How many lines in this data contain the string "Ваши"? Reply with the number only.

+ + + + +

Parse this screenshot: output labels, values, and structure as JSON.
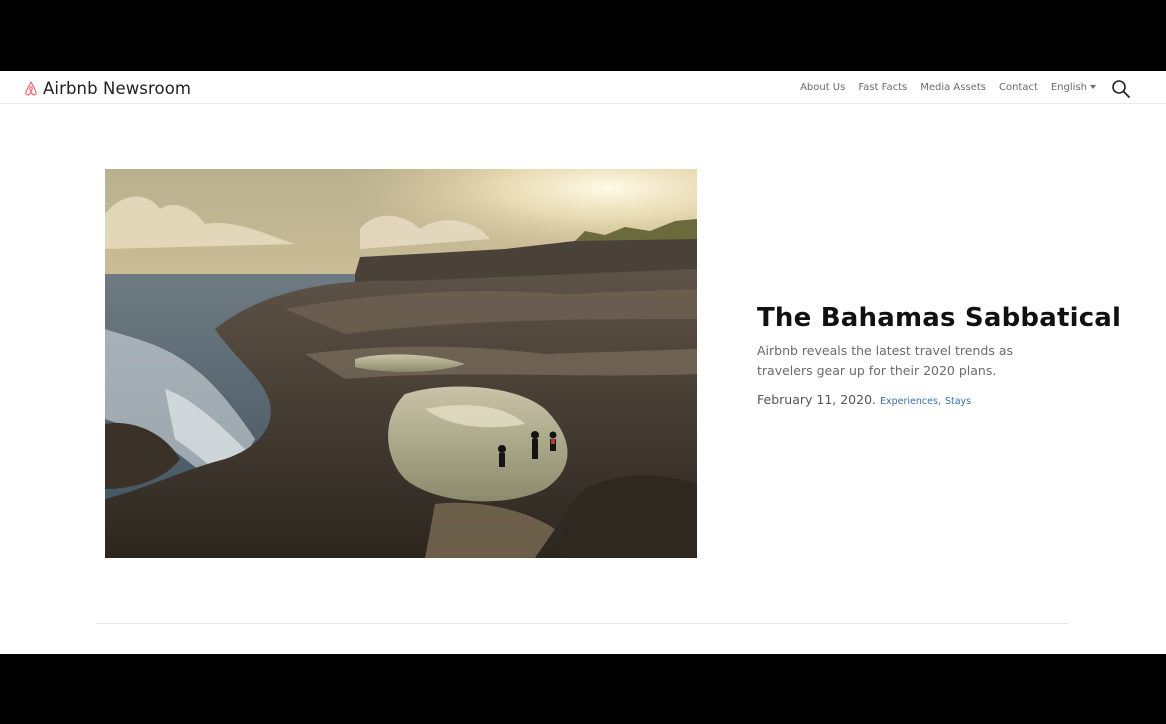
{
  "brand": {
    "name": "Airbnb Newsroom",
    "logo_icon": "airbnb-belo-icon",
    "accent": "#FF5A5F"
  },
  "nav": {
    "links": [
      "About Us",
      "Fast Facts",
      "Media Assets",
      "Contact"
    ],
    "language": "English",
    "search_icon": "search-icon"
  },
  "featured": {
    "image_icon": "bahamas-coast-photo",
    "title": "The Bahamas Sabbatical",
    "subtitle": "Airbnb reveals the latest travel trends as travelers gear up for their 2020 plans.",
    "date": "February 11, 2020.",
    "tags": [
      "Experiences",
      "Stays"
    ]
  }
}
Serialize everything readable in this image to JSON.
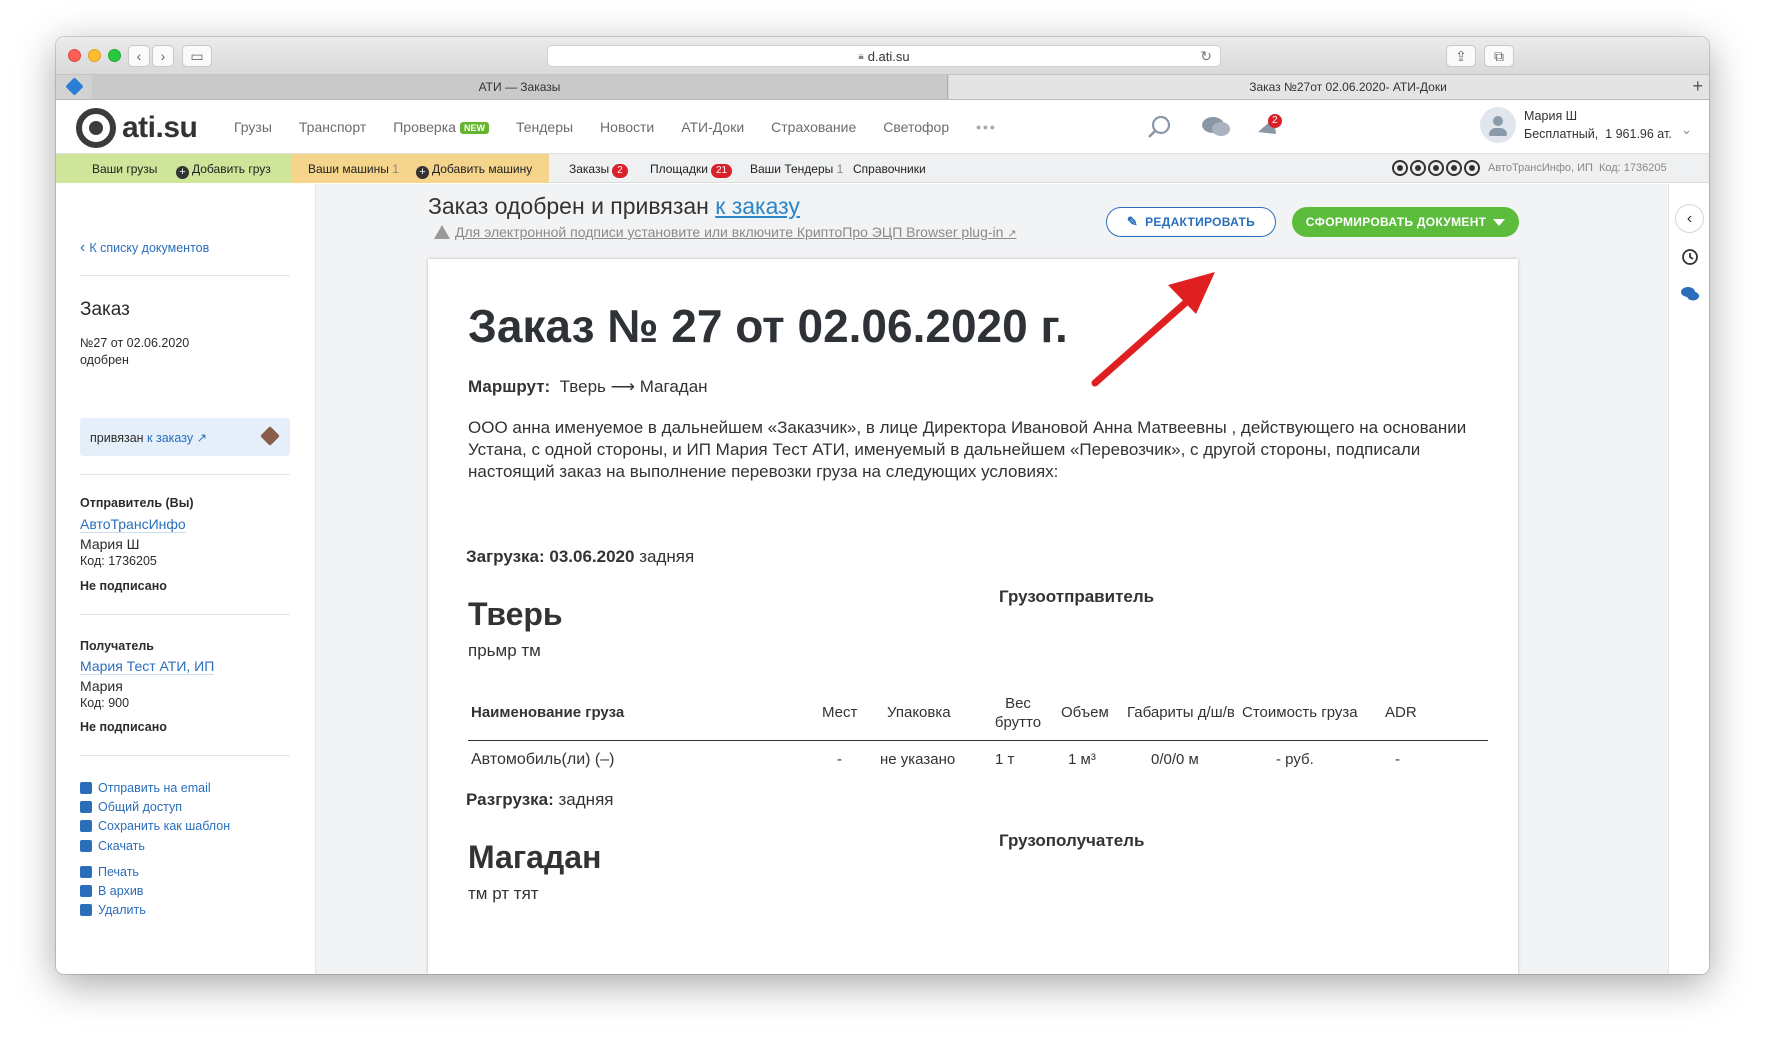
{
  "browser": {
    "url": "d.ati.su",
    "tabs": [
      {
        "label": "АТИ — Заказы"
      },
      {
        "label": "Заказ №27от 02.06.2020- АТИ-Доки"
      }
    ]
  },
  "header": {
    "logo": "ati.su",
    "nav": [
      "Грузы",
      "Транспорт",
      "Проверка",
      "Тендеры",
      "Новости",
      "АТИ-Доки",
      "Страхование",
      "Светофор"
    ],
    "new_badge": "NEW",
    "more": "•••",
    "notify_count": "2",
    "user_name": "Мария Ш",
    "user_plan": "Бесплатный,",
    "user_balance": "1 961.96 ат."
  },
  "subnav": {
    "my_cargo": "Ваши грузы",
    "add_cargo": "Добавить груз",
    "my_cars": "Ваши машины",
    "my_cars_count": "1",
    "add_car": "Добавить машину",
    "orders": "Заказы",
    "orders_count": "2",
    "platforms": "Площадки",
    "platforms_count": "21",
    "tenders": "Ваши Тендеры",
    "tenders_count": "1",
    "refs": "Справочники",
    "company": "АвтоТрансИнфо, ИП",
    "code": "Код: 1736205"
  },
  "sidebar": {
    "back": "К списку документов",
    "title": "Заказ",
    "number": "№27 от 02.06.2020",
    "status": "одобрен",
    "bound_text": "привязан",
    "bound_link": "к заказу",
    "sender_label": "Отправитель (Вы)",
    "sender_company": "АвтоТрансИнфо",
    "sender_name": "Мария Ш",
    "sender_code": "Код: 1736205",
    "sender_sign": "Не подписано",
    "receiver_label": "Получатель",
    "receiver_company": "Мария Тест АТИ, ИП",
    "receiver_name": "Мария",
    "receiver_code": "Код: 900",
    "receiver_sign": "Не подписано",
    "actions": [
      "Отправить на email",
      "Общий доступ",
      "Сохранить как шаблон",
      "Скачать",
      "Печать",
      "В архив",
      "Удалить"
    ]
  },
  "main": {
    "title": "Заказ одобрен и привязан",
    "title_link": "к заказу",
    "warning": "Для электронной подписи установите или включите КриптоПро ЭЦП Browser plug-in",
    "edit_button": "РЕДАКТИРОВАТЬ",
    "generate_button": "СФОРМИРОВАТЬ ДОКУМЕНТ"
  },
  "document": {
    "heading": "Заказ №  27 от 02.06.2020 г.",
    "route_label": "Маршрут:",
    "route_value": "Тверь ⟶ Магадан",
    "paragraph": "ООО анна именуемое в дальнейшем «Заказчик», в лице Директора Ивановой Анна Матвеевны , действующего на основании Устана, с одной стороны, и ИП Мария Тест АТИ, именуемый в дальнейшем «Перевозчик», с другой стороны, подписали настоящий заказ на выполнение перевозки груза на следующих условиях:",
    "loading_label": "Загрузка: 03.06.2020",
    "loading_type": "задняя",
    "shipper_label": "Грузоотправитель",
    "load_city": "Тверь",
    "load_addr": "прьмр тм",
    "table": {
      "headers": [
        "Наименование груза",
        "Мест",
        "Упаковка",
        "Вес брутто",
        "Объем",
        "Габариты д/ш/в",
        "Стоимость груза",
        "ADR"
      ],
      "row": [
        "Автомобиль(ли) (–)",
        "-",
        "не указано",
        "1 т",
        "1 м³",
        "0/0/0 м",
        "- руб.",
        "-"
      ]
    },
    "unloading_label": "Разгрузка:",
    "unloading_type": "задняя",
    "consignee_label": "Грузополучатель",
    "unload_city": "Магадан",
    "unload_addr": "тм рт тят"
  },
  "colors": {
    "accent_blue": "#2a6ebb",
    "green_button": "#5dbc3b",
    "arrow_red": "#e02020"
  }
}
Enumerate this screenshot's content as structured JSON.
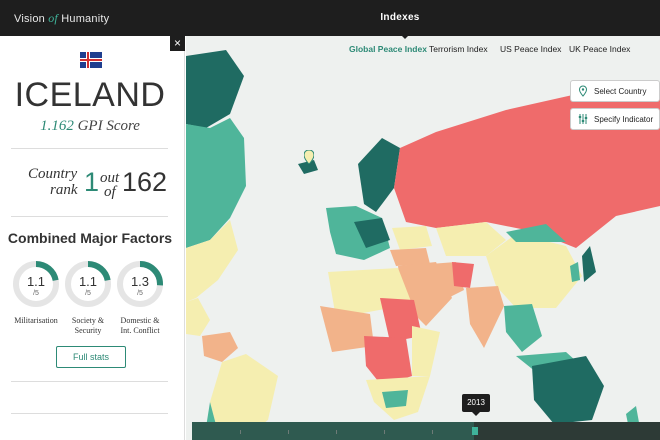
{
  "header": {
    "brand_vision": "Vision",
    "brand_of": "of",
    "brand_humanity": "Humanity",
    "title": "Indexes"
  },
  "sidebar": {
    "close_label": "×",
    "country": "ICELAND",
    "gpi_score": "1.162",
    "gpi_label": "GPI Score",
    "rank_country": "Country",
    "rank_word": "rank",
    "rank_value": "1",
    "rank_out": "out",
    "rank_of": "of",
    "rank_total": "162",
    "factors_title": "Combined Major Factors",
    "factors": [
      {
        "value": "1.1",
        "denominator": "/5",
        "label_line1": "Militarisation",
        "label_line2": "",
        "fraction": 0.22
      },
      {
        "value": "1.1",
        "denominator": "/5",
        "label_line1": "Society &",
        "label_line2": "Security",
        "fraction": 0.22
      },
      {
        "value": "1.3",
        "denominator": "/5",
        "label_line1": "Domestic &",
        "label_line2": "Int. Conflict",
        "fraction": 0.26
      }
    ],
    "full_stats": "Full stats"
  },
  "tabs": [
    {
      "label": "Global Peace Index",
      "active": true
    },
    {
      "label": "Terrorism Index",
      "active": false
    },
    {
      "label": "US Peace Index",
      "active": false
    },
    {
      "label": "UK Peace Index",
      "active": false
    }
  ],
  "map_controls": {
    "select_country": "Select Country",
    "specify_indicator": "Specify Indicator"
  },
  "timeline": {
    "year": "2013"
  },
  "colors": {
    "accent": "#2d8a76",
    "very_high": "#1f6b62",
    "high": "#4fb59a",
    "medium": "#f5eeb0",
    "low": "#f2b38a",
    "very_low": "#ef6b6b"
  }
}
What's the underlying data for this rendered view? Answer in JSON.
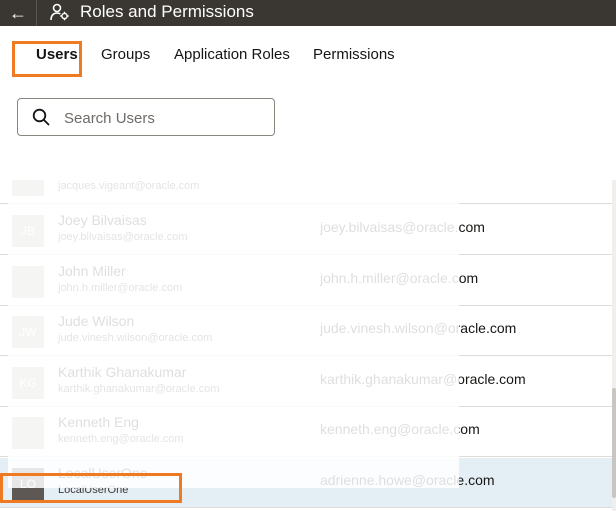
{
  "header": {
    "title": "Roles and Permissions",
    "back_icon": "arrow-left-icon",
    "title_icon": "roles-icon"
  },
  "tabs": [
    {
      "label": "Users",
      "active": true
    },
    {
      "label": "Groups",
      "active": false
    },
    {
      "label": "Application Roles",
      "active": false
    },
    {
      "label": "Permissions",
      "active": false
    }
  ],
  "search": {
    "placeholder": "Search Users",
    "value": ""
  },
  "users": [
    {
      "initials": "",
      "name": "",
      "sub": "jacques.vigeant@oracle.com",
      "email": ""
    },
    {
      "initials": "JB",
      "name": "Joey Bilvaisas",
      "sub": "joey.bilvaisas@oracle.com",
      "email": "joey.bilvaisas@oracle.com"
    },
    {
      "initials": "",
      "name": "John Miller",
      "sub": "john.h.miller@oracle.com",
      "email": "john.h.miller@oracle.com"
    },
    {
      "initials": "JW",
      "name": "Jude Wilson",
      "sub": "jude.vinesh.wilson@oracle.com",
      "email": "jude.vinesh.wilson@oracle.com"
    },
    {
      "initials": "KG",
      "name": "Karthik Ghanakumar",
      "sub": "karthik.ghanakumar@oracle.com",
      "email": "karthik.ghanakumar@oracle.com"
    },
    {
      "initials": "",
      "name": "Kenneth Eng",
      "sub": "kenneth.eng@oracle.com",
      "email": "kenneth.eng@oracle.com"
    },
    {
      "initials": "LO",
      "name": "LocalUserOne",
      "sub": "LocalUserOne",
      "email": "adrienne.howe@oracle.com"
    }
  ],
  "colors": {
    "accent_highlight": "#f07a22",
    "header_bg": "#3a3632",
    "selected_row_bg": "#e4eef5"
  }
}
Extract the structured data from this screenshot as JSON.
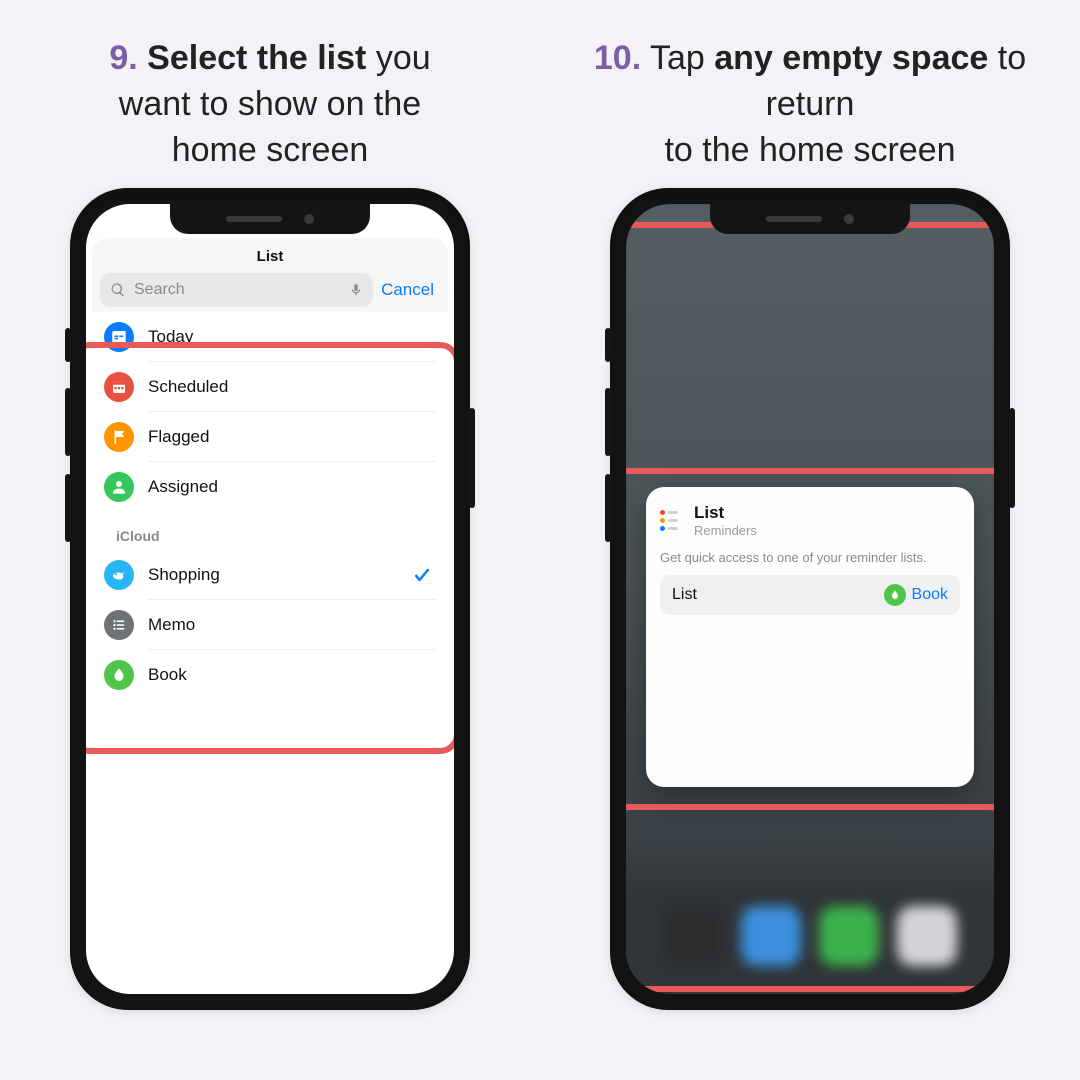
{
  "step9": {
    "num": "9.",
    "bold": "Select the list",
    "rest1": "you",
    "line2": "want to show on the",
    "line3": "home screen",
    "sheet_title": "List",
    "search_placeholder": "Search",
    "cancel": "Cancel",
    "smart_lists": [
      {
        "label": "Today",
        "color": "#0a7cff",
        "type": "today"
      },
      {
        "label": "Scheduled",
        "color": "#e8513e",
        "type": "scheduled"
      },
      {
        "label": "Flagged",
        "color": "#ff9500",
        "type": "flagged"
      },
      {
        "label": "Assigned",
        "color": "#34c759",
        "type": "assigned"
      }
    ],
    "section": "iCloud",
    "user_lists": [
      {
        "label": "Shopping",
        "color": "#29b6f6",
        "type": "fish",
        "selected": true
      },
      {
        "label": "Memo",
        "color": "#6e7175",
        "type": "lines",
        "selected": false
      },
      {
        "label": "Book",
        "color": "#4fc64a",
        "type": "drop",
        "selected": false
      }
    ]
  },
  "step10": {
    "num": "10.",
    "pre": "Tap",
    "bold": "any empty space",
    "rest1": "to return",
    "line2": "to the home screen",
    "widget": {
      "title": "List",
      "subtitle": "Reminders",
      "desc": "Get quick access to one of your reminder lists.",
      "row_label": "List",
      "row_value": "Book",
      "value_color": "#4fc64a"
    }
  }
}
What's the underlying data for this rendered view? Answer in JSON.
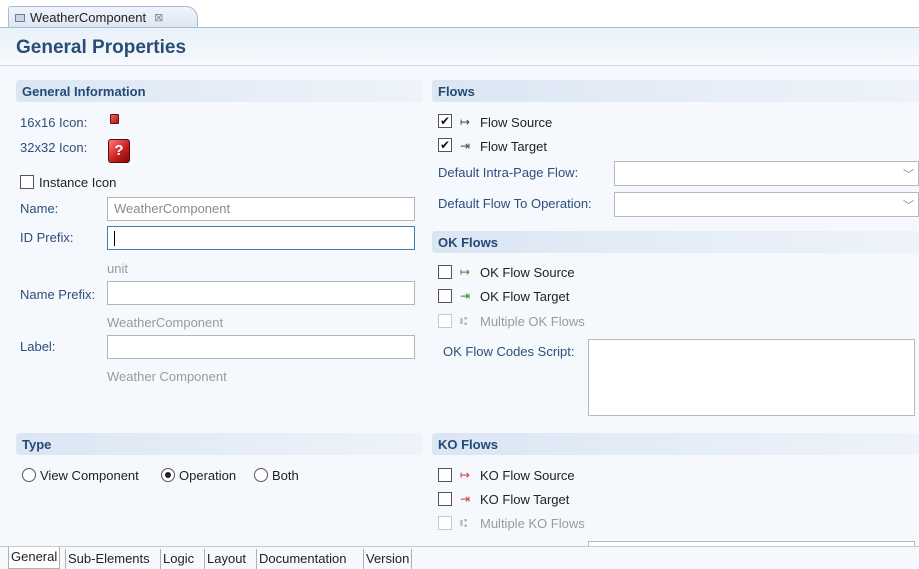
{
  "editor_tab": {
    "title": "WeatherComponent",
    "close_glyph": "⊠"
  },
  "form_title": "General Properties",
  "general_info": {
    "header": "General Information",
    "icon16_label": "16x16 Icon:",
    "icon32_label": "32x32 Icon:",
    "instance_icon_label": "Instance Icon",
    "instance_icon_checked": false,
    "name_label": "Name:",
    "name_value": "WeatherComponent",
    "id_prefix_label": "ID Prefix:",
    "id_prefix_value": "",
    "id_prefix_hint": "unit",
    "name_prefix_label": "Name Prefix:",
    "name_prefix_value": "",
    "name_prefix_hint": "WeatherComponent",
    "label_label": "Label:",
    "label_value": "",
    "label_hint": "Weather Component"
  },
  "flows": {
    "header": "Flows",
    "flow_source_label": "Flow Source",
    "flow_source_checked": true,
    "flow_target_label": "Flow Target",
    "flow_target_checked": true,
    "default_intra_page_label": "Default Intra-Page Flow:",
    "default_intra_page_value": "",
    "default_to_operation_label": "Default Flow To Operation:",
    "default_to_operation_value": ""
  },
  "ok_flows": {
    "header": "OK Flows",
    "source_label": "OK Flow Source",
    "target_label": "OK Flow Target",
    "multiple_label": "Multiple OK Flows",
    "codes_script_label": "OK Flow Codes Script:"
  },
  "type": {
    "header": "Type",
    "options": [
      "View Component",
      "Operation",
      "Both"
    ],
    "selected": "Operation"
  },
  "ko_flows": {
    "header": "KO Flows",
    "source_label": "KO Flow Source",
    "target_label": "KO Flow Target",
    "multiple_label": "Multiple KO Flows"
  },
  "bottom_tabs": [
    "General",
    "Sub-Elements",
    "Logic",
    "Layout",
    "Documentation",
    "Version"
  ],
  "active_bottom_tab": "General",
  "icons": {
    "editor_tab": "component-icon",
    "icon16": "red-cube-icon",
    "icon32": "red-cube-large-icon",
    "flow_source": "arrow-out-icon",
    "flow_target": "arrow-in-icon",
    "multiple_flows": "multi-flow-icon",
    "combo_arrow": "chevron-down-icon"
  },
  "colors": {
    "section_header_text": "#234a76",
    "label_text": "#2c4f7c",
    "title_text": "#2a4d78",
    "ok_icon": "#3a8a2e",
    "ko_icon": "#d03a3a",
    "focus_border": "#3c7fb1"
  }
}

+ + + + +

▸ Task result
3